In the meantime, Dorries pushes for the 20 week reduction and fails miserably, much to the cheers of her detractors. Bouyed up by Nadine’s failure, the pro-choice lobby, decide to push on with their agenda, the requirement for the second doctor’s signature is removed, pro-life groups are no longer allowed to present in schools and are barred from carrying out any pregnancy counselling. Marie Stopes and BPAS build more and more clinics, abortion numbers go up, more sex education is thought to be the solution, more condoms and morning after pills are given out and so the cycle continues. Who knows, they may challenge for an overturning of the abortion pill to be administered in a clinic and will probably start hawking mobile abortion services, or even dial-an-abortion whereby a woman can have her consultation over the phone and the pill delivered by courier.
In short, doom and death.
How about a meeting? (I won’t come, I promise, I’ll be too busy skulking or giving birth or something, besides I don’t want to be lynched by anyone). I know this seems incredible, I know we aren’t going to get x, y and z to actually sit down together in a room and begin to talk, dear me no, that could never happen could it, because of things that happened 20 years ago.
How about a team of professional mediators and ALL the major pro-life players and when I say ALL, I mean ALL? Not just representatives from SPUC, LIFE, Right-to-Life, but everyone, from people like Peter Saunders, to John Smeaton, Jack Scarisbrick, to Phyllis Bowman, Josephine Quintavelle, Ed Rennie, heck even Lord Alton, EVERYONE, lets get them all together to sit down, agree common goals and talk, to see where we can all go from here.
What I would love to see is a consolidation of all groups, – one huge group with different arms and focuses, say a euthanasia arm, an education arm, an outreach arm, a political arm, a research arm and so on and so forth. Consolidation has to be the name of the game in this day and age. It’s a clunky analogy but look at the airline industry. All the little airlines could not survive single handedly, routes were being duplicated, losses were being made and so we’ve seen some mergers in order to ensure survival. I know that the pro-life movement is not a business, but surely if we had one movement, one that was democratic, transparent and accountable, then certainly Catholics would know to whom to donate in good faith, as would Christians, Muslims, Jews, Hindus, people of all faiths and none. We seem to have so much duplication and wastage and yet no coherent strategy.

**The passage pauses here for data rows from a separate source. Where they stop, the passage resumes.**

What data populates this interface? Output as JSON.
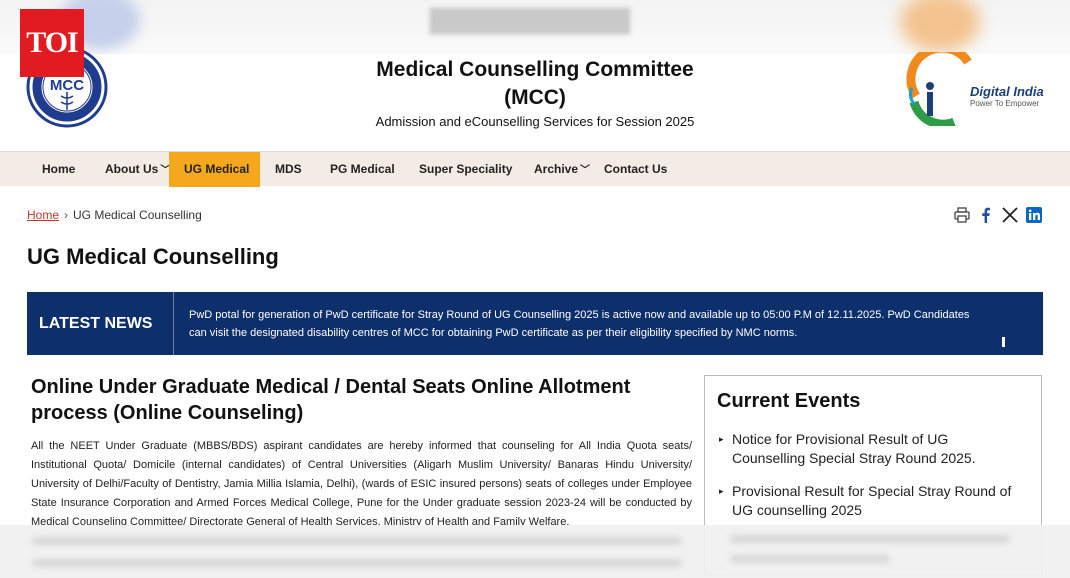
{
  "branding": {
    "toi_label": "TOI",
    "title": "Medical Counselling Committee (MCC)",
    "subtitle": "Admission and eCounselling Services for Session 2025",
    "mcc_logo_text": "MCC",
    "digital_india_title": "Digital India",
    "digital_india_tagline": "Power To Empower"
  },
  "nav": {
    "items": [
      {
        "label": "Home"
      },
      {
        "label": "About Us"
      },
      {
        "label": "UG Medical"
      },
      {
        "label": "MDS"
      },
      {
        "label": "PG Medical"
      },
      {
        "label": "Super Speciality"
      },
      {
        "label": "Archive"
      },
      {
        "label": "Contact Us"
      }
    ],
    "chevron": "⌄"
  },
  "breadcrumb": {
    "home": "Home",
    "separator": "›",
    "current": "UG Medical Counselling"
  },
  "share": {
    "icons": [
      "print-icon",
      "facebook-icon",
      "x-icon",
      "linkedin-icon"
    ]
  },
  "page": {
    "title": "UG Medical Counselling"
  },
  "latest_news": {
    "label": "LATEST NEWS",
    "text": "PwD potal for generation of PwD certificate for Stray Round of UG Counselling 2025 is active now and available up to 05:00 P.M of 12.11.2025. PwD Candidates can visit the designated disability centres of MCC for obtaining PwD certificate as per their eligibility specified by NMC norms."
  },
  "article": {
    "title": "Online Under Graduate Medical / Dental Seats Online Allotment process (Online Counseling)",
    "body": "All the NEET Under Graduate (MBBS/BDS) aspirant candidates are hereby informed that counseling for All India Quota seats/ Institutional Quota/ Domicile (internal candidates) of Central Universities (Aligarh Muslim University/ Banaras Hindu University/ University of Delhi/Faculty of Dentistry, Jamia Millia Islamia, Delhi), (wards of ESIC insured persons) seats of colleges under Employee State Insurance Corporation and Armed Forces Medical College, Pune for the Under graduate session 2023-24 will be conducted by Medical Counseling Committee/ Directorate General of Health Services, Ministry of Health and Family Welfare."
  },
  "current_events": {
    "title": "Current Events",
    "items": [
      {
        "text": "Notice for Provisional Result of UG Counselling Special Stray Round 2025."
      },
      {
        "text": "Provisional Result for Special Stray Round of UG counselling 2025"
      }
    ],
    "bullet": "▸"
  },
  "colors": {
    "toi_red": "#e21b22",
    "nav_bg": "#f2ece4",
    "nav_active": "#f4a81d",
    "news_bg": "#0d2f6b",
    "link_red": "#c0392b"
  }
}
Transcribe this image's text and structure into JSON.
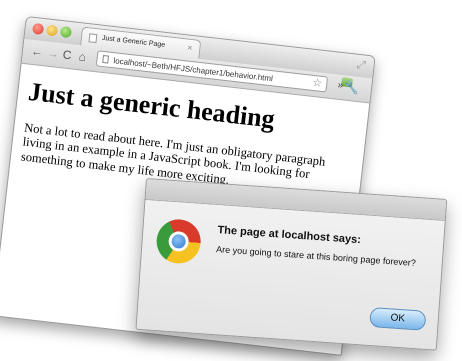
{
  "browser": {
    "tab_title": "Just a Generic Page",
    "tab_close": "×",
    "url": "localhost/~Beth/HFJS/chapter1/behavior.html",
    "nav_icons": {
      "back": "←",
      "forward": "→",
      "reload": "C",
      "home": "⌂"
    },
    "toolbar_icons": {
      "star": "☆",
      "chevron": "»",
      "wrench": "🔧",
      "resize": "⤢"
    }
  },
  "page": {
    "heading": "Just a generic heading",
    "paragraph": "Not a lot to read about here. I'm just an obligatory paragraph living in an example in a JavaScript book. I'm looking for something to make my life more exciting."
  },
  "dialog": {
    "title": "The page at localhost says:",
    "message": "Are you going to stare at this boring page forever?",
    "ok_label": "OK"
  }
}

I know there are so many thorny issues to be thought through, I know there are many competing egos, but surely with professional mediators and then with the help of management consultants (sorry, but they would need to be a prerequisite) we could take stock of the resources and expertise available, consolidate and move forward? I know there are issues such as LIFE only do non-directive counselling and really Catholics must tell people the truth that abortion is the killing of a baby and morally wrong, but surely there has to be areas of consensus and commonality?

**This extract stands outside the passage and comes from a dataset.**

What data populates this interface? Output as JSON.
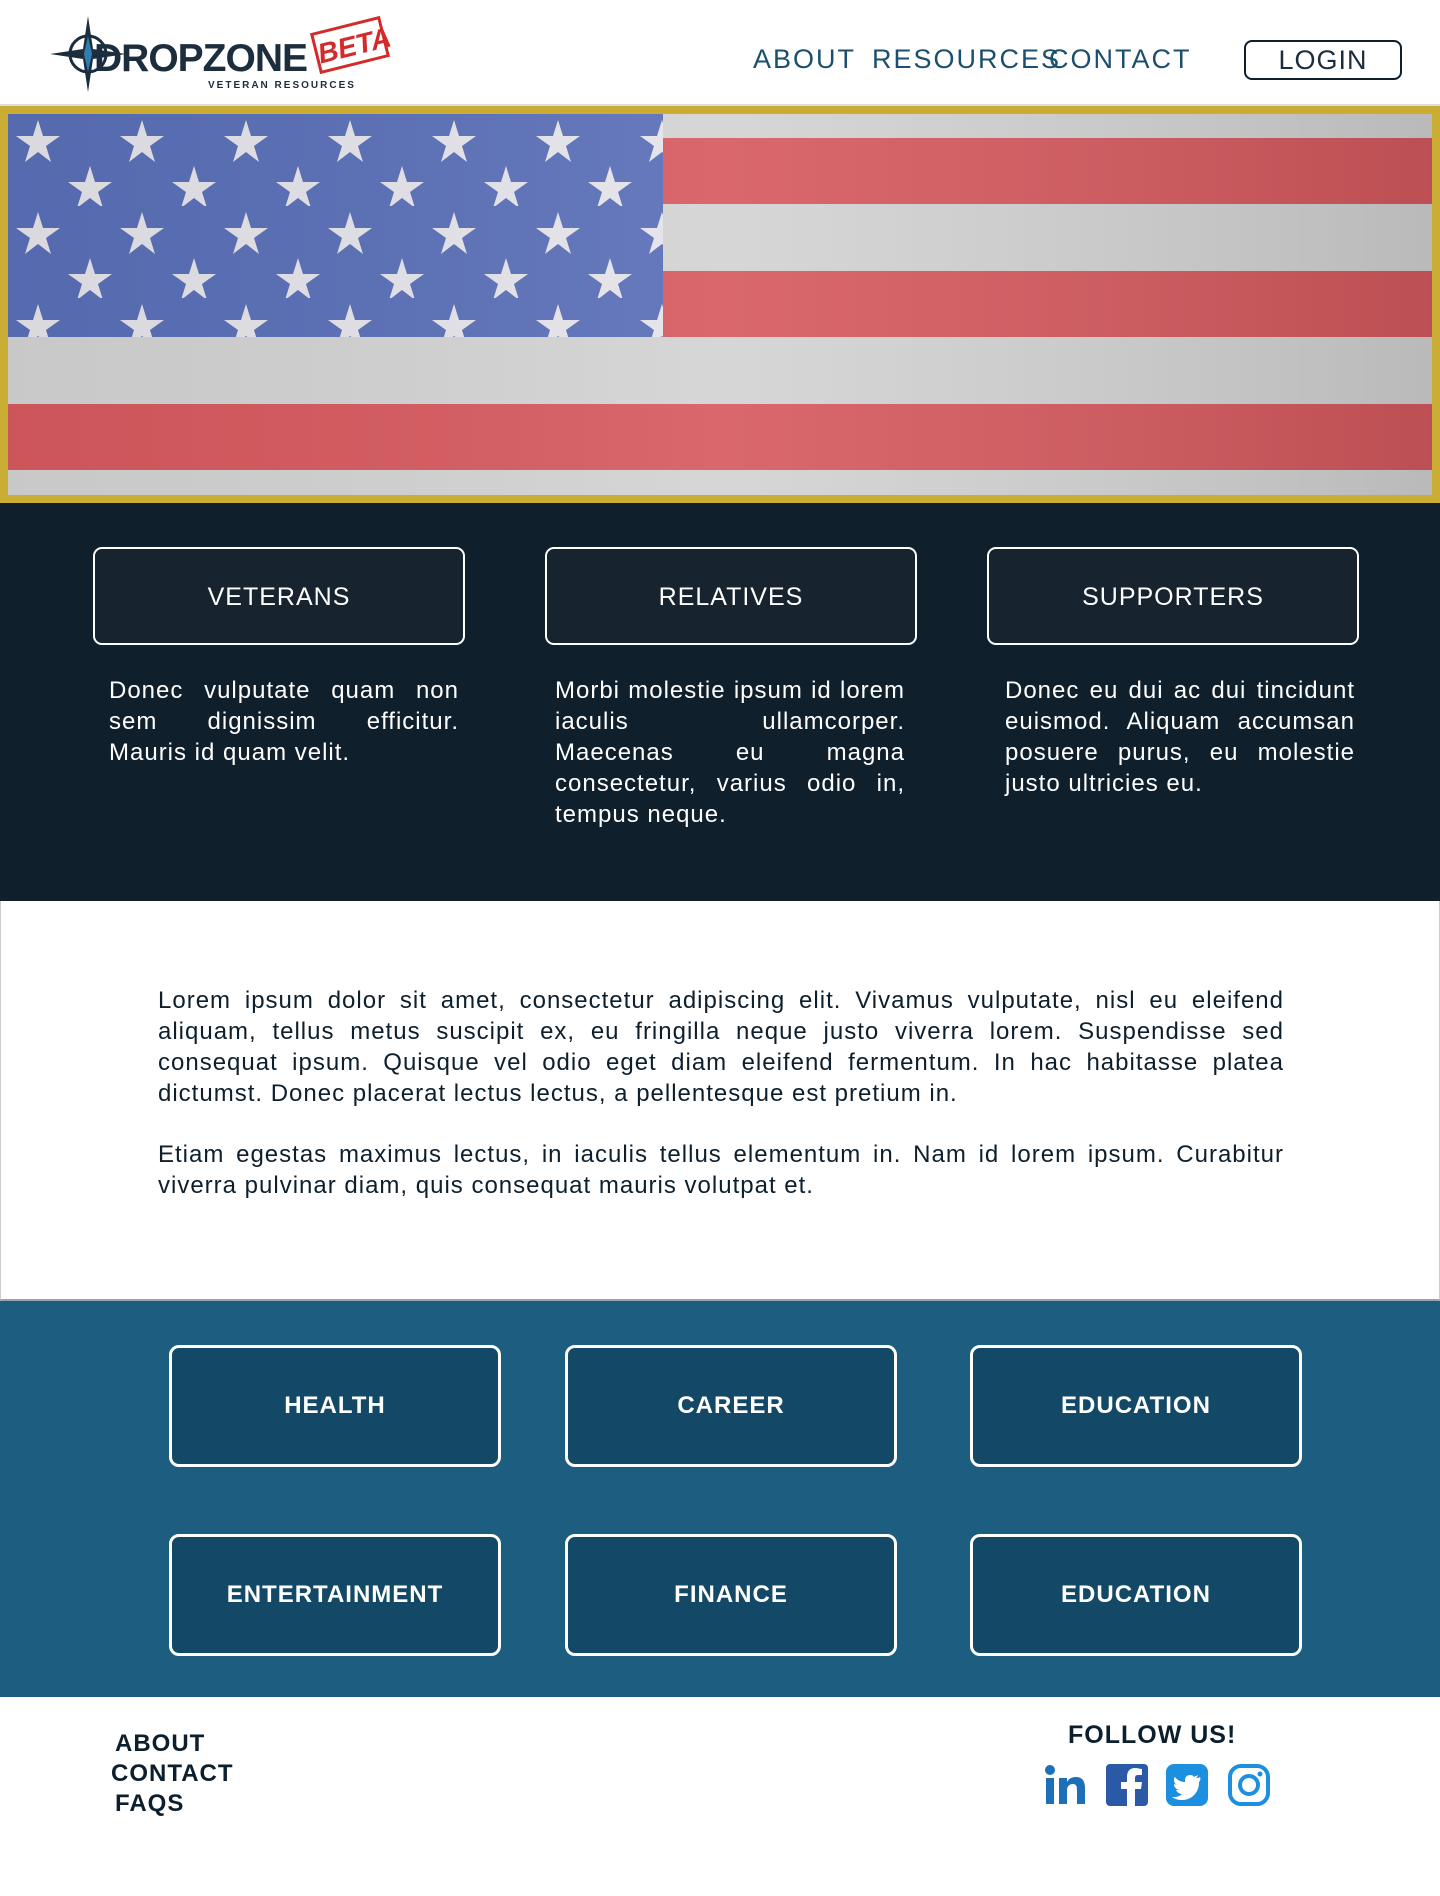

I really don’t think we can carry on as we are, it’s 2012, it’s time to finally sort this mess out, and getting everyone together in a room seems a good place to start. If the Irish peace process can manage to get Gerry Adams and David Trimble around the table, then there’s hope for all of us.

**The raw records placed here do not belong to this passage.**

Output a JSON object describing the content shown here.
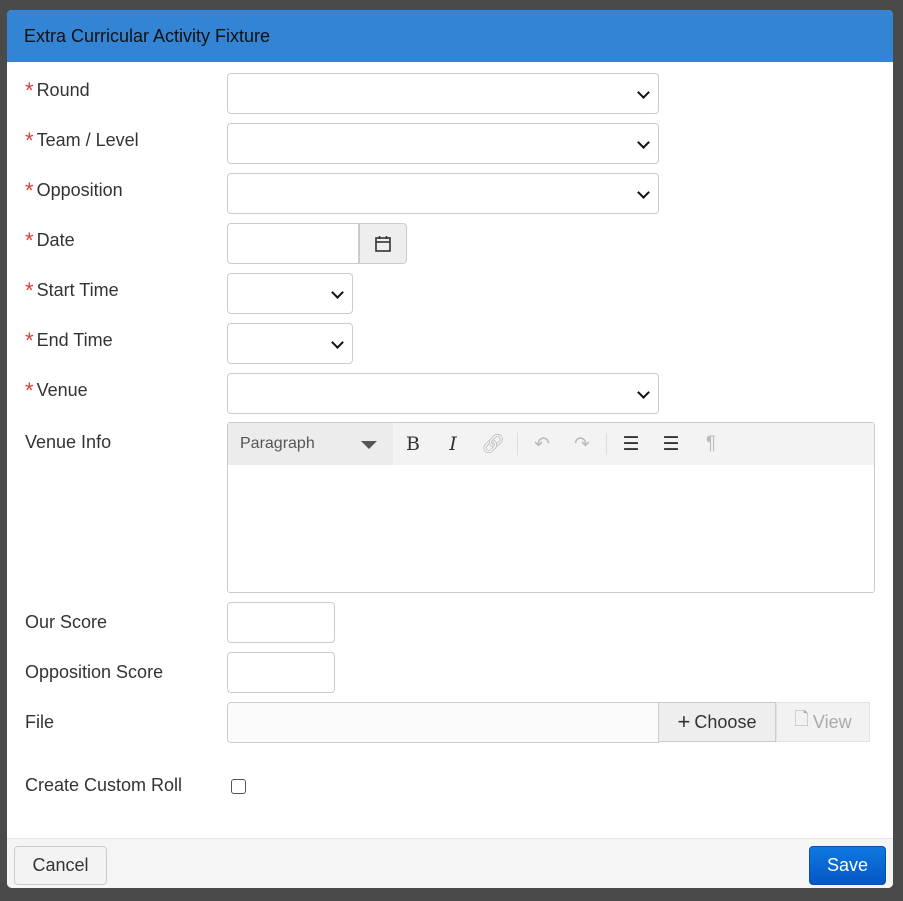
{
  "dialog": {
    "title": "Extra Curricular Activity Fixture"
  },
  "fields": {
    "round": {
      "label": "Round",
      "required": true,
      "value": ""
    },
    "team": {
      "label": "Team / Level",
      "required": true,
      "value": ""
    },
    "opposition": {
      "label": "Opposition",
      "required": true,
      "value": ""
    },
    "date": {
      "label": "Date",
      "required": true,
      "value": ""
    },
    "start_time": {
      "label": "Start Time",
      "required": true,
      "value": ""
    },
    "end_time": {
      "label": "End Time",
      "required": true,
      "value": ""
    },
    "venue": {
      "label": "Venue",
      "required": true,
      "value": ""
    },
    "venue_info": {
      "label": "Venue Info",
      "format": "Paragraph",
      "value": ""
    },
    "our_score": {
      "label": "Our Score",
      "value": ""
    },
    "opp_score": {
      "label": "Opposition Score",
      "value": ""
    },
    "file": {
      "label": "File",
      "choose": "Choose",
      "view": "View"
    },
    "custom_roll": {
      "label": "Create Custom Roll",
      "checked": false
    }
  },
  "required_mark": "*",
  "footer": {
    "cancel": "Cancel",
    "save": "Save"
  },
  "colors": {
    "header": "#3384d5",
    "save": "#0a67d0",
    "required": "#d9403a"
  }
}
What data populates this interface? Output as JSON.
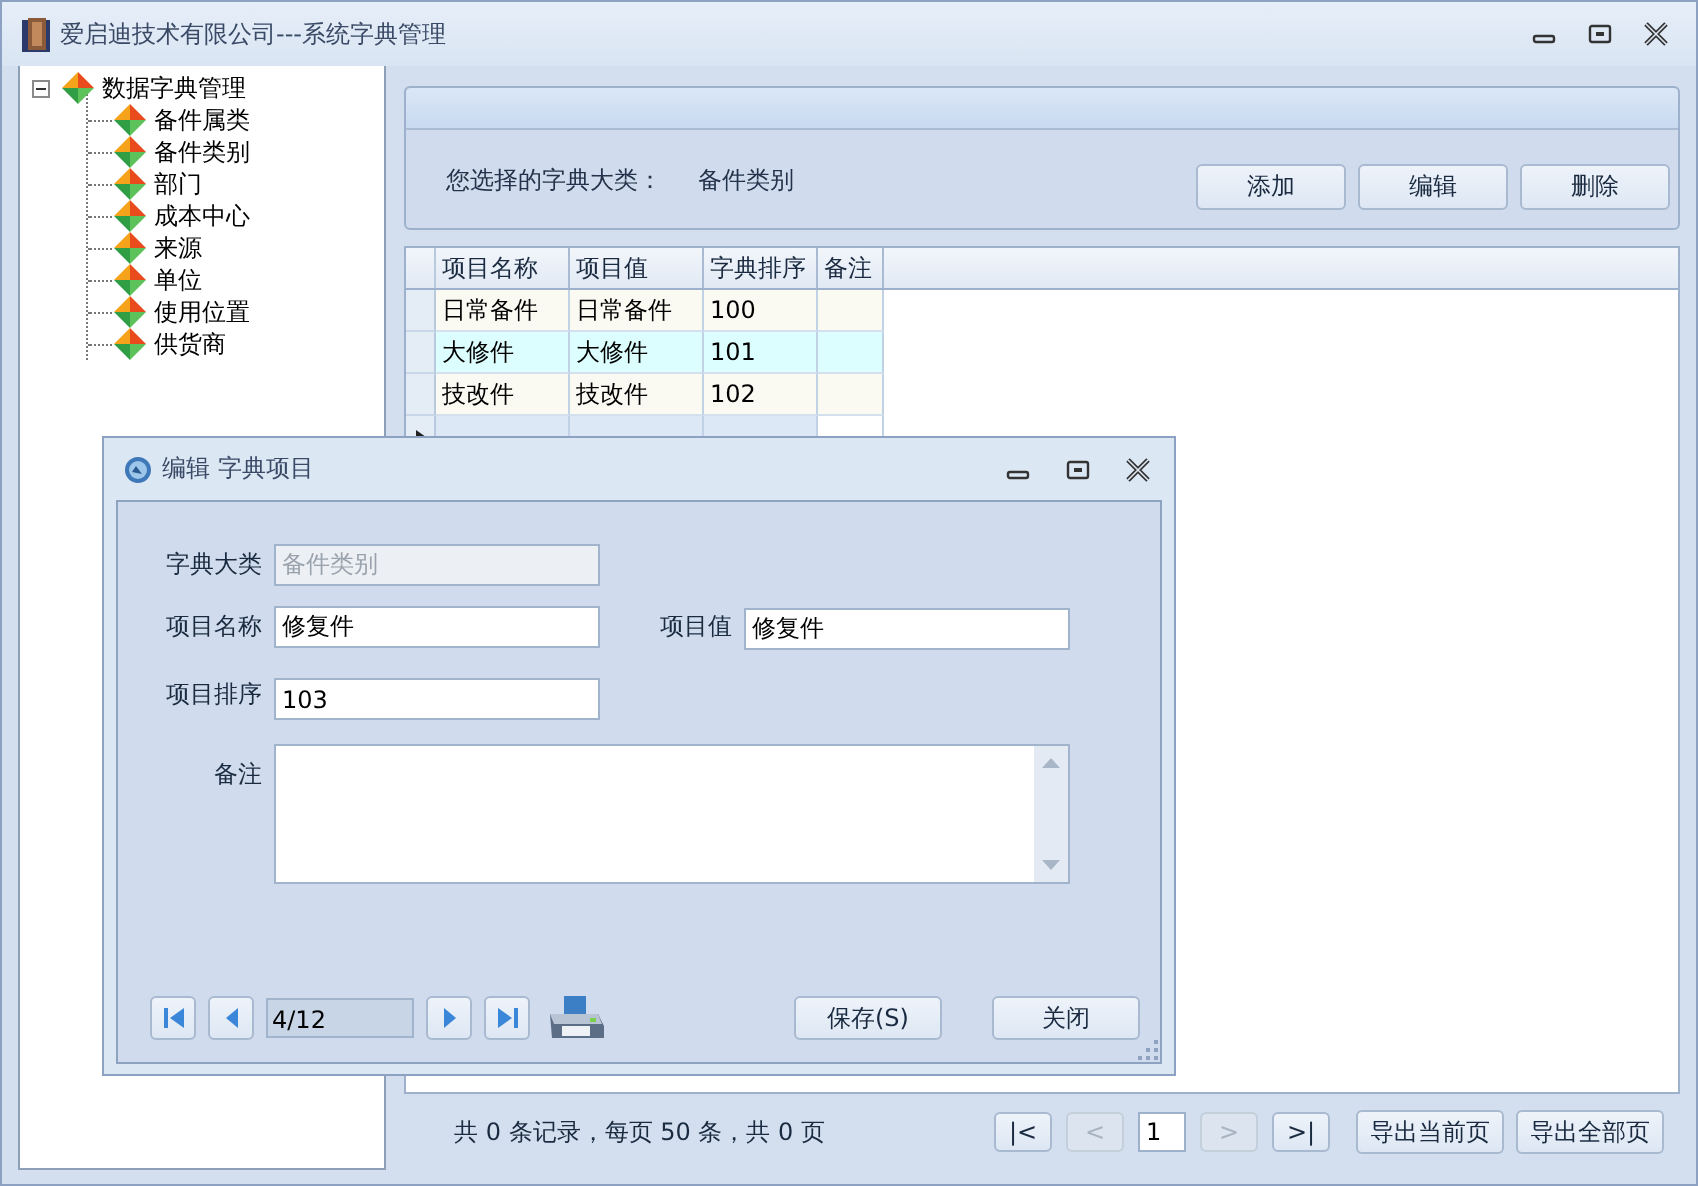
{
  "window": {
    "title": "爱启迪技术有限公司---系统字典管理"
  },
  "tree": {
    "label": "数据字典管理",
    "expanded": true,
    "children": [
      {
        "label": "备件属类"
      },
      {
        "label": "备件类别"
      },
      {
        "label": "部门"
      },
      {
        "label": "成本中心"
      },
      {
        "label": "来源"
      },
      {
        "label": "单位"
      },
      {
        "label": "使用位置"
      },
      {
        "label": "供货商"
      }
    ]
  },
  "selection_panel": {
    "label": "您选择的字典大类：",
    "value": "备件类别",
    "buttons": [
      "添加",
      "编辑",
      "删除"
    ]
  },
  "table": {
    "columns": [
      "项目名称",
      "项目值",
      "字典排序",
      "备注"
    ],
    "rows": [
      {
        "name": "日常备件",
        "value": "日常备件",
        "order": "100",
        "current": false
      },
      {
        "name": "大修件",
        "value": "大修件",
        "order": "101",
        "current": false
      },
      {
        "name": "技改件",
        "value": "技改件",
        "order": "102",
        "current": false
      },
      {
        "current": true
      }
    ]
  },
  "pager": {
    "summary": "共 0 条记录，每页 50 条，共 0 页",
    "page": "1",
    "buttons": [
      {
        "label": "|<",
        "disabled": false
      },
      {
        "label": "<",
        "disabled": true
      },
      {
        "label": ">",
        "disabled": true
      },
      {
        "label": ">|",
        "disabled": false
      }
    ],
    "export_buttons": [
      "导出当前页",
      "导出全部页"
    ]
  },
  "dialog": {
    "title": "编辑 字典项目",
    "fields": [
      {
        "label": "字典大类",
        "value": "备件类别",
        "disabled": true
      },
      {
        "label": "项目名称",
        "value": "修复件",
        "disabled": false
      },
      {
        "label": "项目值",
        "value": "修复件",
        "disabled": false
      },
      {
        "label": "项目排序",
        "value": "103",
        "disabled": false
      }
    ],
    "notes_label": "备注",
    "record": "4/12",
    "buttons": [
      "保存(S)",
      "关闭"
    ]
  }
}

Which brings me to something that I’ve always wanted to do. One of those poll jobbies. Over to you. What do you think? Maybe the first thing we can organise is that long overdue rally?